A political drive, almost in total parallel led by the current UK and US governments, to “screen” older people for minor memory changes could potentially be leading to unnecessary investigation and potentially harmful treatment for what is arguably an inevitable consequence of ageing. There are no drugs that prevent the progression of dementia according to human studies, or are effective in patients with mild cognitive impairment, raising concerns that once patients are labelled with mild cognitive deficits as a “pre-disease” for dementia, they may try untested therapies and run the risk of adverse effects.

The idea itself that there is a “pre-disease” stage before the full-blown course of the dementia of Alzheimer type is itself erroneous, if one actually bothers to look at the published neuroscientific evidence. A mild cognitive impairment (“MCI”) is a clinical diagnosis in which deficits in cognitive function are evident but not of sufficient severity to warrant a diagnosis of dementia (Nelson and O’Connor, 2008).

However, the evidence of progression of MCI (mild cognitive impairment) to DAT is currently weak. This has been much to the frustration of some researchers where it had been hoped for years that this could be used to identify DAT at an early stage. It might be attractive to think that MCI is a preclinical form of dementia of Alzheimer Type, but unfortunately the evidence is not there to back this claim up at present: only approximately 5-10% and most people with MCI will not progress to dementia even after ten years of follow-up (Mitchell and Shiri-Feshki, 2009).

It’s the post-diagnosis support anyway…

Either way, there should still be adequate post-diagnosis support, which is a problem which simply won’t go away.

Therefore, this result of a ‘breakthrough’, for one of the more common causes of dementia, has to be sufficiently exciting for the drug companies to have a ‘return on investment’ who have developed them.

However, in a week which has seen increasing scrutiny as to whether pharmaceutical-based approaches have been a waste of dawn, particular interest will be paid as to whether this is in fact yet another “false dawn”.
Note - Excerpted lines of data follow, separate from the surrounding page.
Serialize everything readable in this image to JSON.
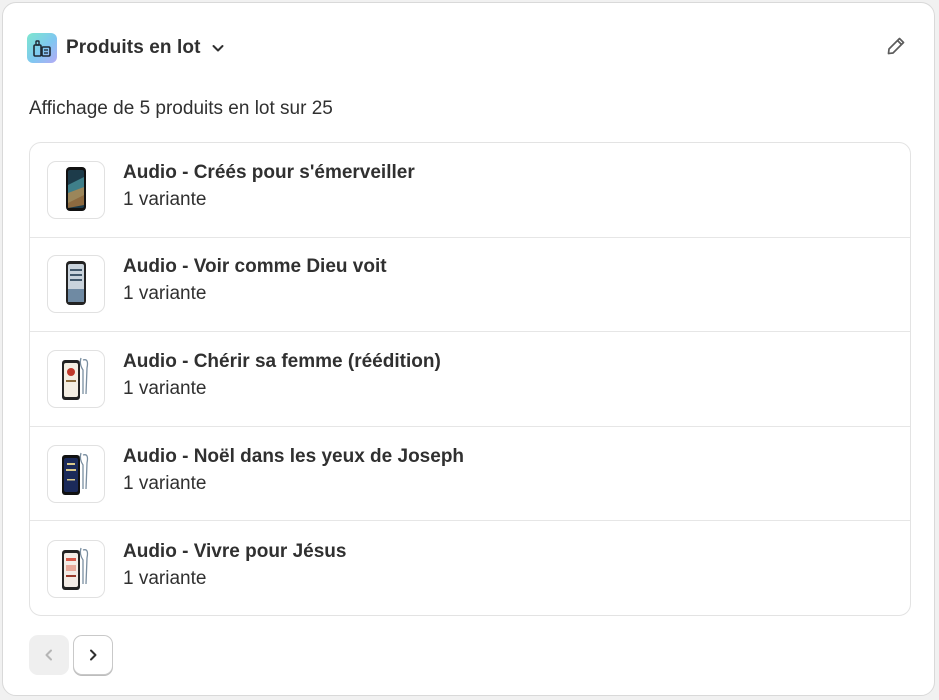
{
  "header": {
    "title": "Produits en lot",
    "app_icon": "bundle-app-icon",
    "dropdown_icon": "chevron-down-icon",
    "edit_icon": "pencil-icon"
  },
  "summary": "Affichage de 5 produits en lot sur 25",
  "products": [
    {
      "name": "Audio - Créés pour s'émerveiller",
      "variants": "1 variante",
      "thumb_colors": [
        "#1d3b4a",
        "#3f7f8a"
      ]
    },
    {
      "name": "Audio - Voir comme Dieu voit",
      "variants": "1 variante",
      "thumb_colors": [
        "#8aa3b8",
        "#d8dee4"
      ]
    },
    {
      "name": "Audio - Chérir sa femme (réédition)",
      "variants": "1 variante",
      "thumb_colors": [
        "#f4eee2",
        "#c0392b"
      ]
    },
    {
      "name": "Audio - Noël dans les yeux de Joseph",
      "variants": "1 variante",
      "thumb_colors": [
        "#1b2a5a",
        "#d9c98a"
      ]
    },
    {
      "name": "Audio - Vivre pour Jésus",
      "variants": "1 variante",
      "thumb_colors": [
        "#f3ece6",
        "#d65a4a"
      ]
    }
  ],
  "pagination": {
    "prev_icon": "chevron-left-icon",
    "next_icon": "chevron-right-icon",
    "prev_disabled": true
  }
}
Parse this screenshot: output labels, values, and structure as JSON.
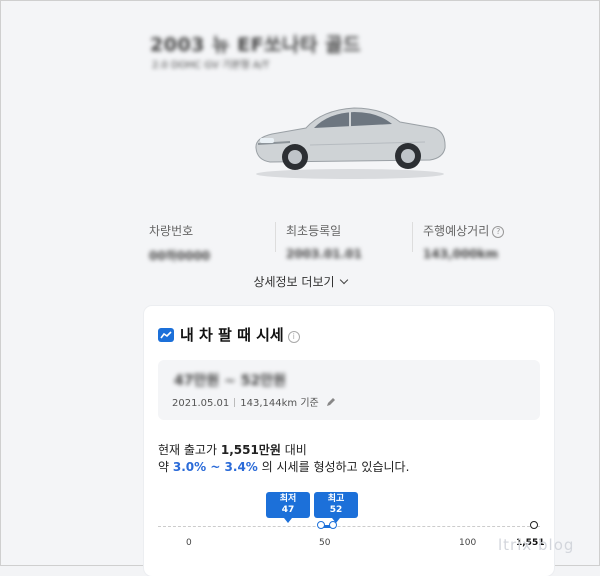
{
  "car": {
    "name": "2003 뉴 EF쏘나타 골드",
    "sub": "2.0 DOHC GV 기본형 A/T"
  },
  "info": [
    {
      "label": "차량번호",
      "value": "00하0000"
    },
    {
      "label": "최초등록일",
      "value": "2003.01.01"
    },
    {
      "label": "주행예상거리",
      "value": "143,000km"
    }
  ],
  "more_label": "상세정보 더보기",
  "card": {
    "title": "내 차 팔 때 시세",
    "price_range": "47만원 ~ 52만원",
    "date": "2021.05.01",
    "mileage": "143,144km 기준",
    "desc_line1_prefix": "현재 출고가 ",
    "desc_price": "1,551만원",
    "desc_line1_suffix": " 대비",
    "desc_line2_prefix": "약 ",
    "desc_pct": "3.0% ~ 3.4%",
    "desc_line2_suffix": " 의 시세를 형성하고 있습니다.",
    "chip_min_label": "최저",
    "chip_min_value": "47",
    "chip_max_label": "최고",
    "chip_max_value": "52",
    "ticks": [
      "0",
      "50",
      "100",
      "1,551"
    ]
  },
  "colors": {
    "accent": "#1c70d9",
    "text_blue": "#2b6bd8"
  },
  "watermark": "ltrix blog"
}
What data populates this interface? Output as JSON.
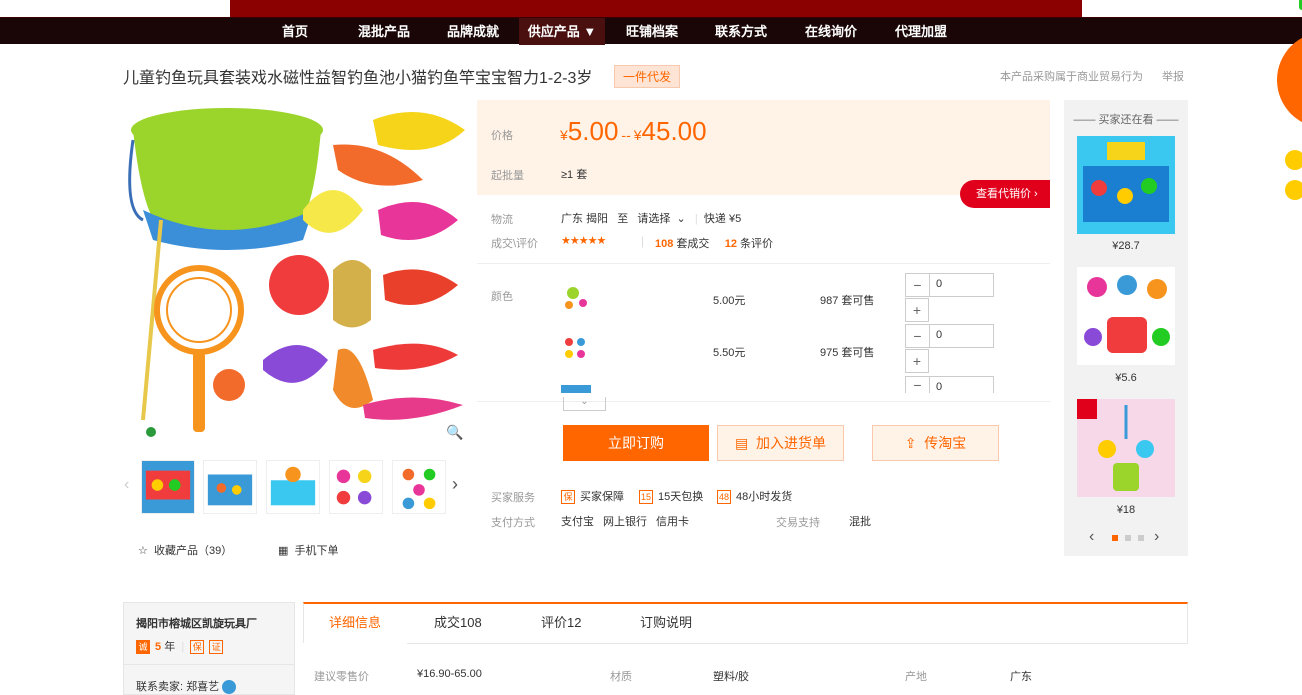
{
  "nav": {
    "items": [
      "首页",
      "混批产品",
      "品牌成就",
      "供应产品 ▼",
      "旺铺档案",
      "联系方式",
      "在线询价",
      "代理加盟"
    ]
  },
  "product": {
    "title": "儿童钓鱼玩具套装戏水磁性益智钓鱼池小猫钓鱼竿宝宝智力1-2-3岁",
    "tag": "一件代发",
    "note": "本产品采购属于商业贸易行为",
    "report": "举报"
  },
  "gallery": {
    "favorite": "收藏产品（39）",
    "mobile": "手机下单"
  },
  "price": {
    "label": "价格",
    "currency": "¥",
    "min": "5.00",
    "sep": "--",
    "max": "45.00",
    "batch_label": "起批量",
    "batch_value": "≥1 套",
    "agent_btn": "查看代销价 ›"
  },
  "logistics": {
    "label": "物流",
    "from": "广东 揭阳",
    "to": "至",
    "select": "请选择",
    "express": "快递 ¥5"
  },
  "reviews": {
    "label": "成交\\评价",
    "sold_count": "108",
    "sold_unit": "套成交",
    "review_count": "12",
    "review_unit": "条评价"
  },
  "sku": {
    "label": "颜色",
    "rows": [
      {
        "price": "5.00元",
        "stock": "987 套可售",
        "qty": "0"
      },
      {
        "price": "5.50元",
        "stock": "975 套可售",
        "qty": "0"
      },
      {
        "qty": "0"
      }
    ]
  },
  "actions": {
    "order": "立即订购",
    "cart": "加入进货单",
    "taobao": "传淘宝"
  },
  "service": {
    "label": "买家服务",
    "items": [
      {
        "icon": "保",
        "text": "买家保障"
      },
      {
        "icon": "15",
        "text": "15天包换"
      },
      {
        "icon": "48",
        "text": "48小时发货"
      }
    ],
    "pay_label": "支付方式",
    "pay_items": [
      "支付宝",
      "网上银行",
      "信用卡"
    ],
    "trade_label": "交易支持",
    "trade_value": "混批"
  },
  "sidebar": {
    "title": "买家还在看",
    "items": [
      {
        "price": "¥28.7"
      },
      {
        "price": "¥5.6"
      },
      {
        "price": "¥18"
      }
    ]
  },
  "shop": {
    "name": "揭阳市榕城区凯旋玩具厂",
    "years_num": "5",
    "years_unit": "年",
    "contact": "联系卖家: 郑喜艺"
  },
  "tabs": [
    "详细信息",
    "成交108",
    "评价12",
    "订购说明"
  ],
  "details": [
    {
      "k": "建议零售价",
      "v": "¥16.90-65.00"
    },
    {
      "k": "材质",
      "v": "塑料/胶"
    },
    {
      "k": "产地",
      "v": "广东"
    }
  ],
  "colors": {
    "accent": "#ff6600",
    "nav_bg": "#1a0606",
    "banner": "#8b0000",
    "red": "#e0001b"
  }
}
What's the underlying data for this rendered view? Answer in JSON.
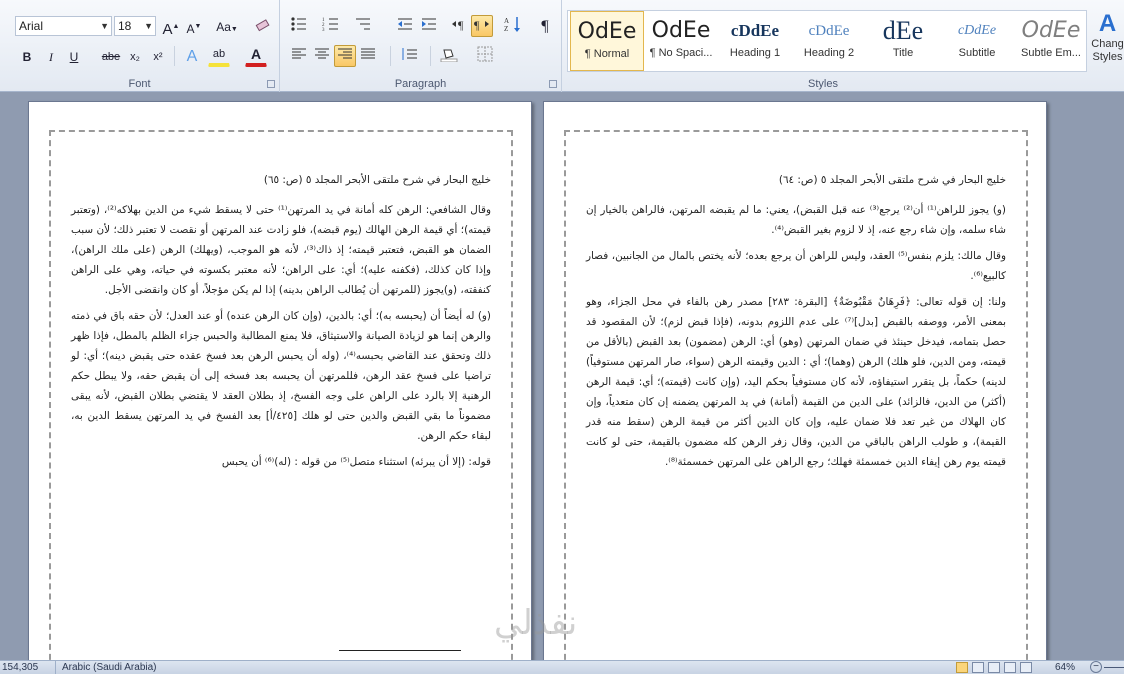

Other references

Mitchell, A.J., and Shiri-Feshki, M. (2009) Rate of progression of mild cognitive impairment to dementia -meta-analysis of 41 robust inception cohort studies. Acta Psychiatr Scand, 119(4), pp. 252-65.

Nelson, A.P., and O’Connor, M.G. (2008) Mild cognitive impairment: a neuropsychological perspective, CNS Spectr, 13(1), pp. 56-64.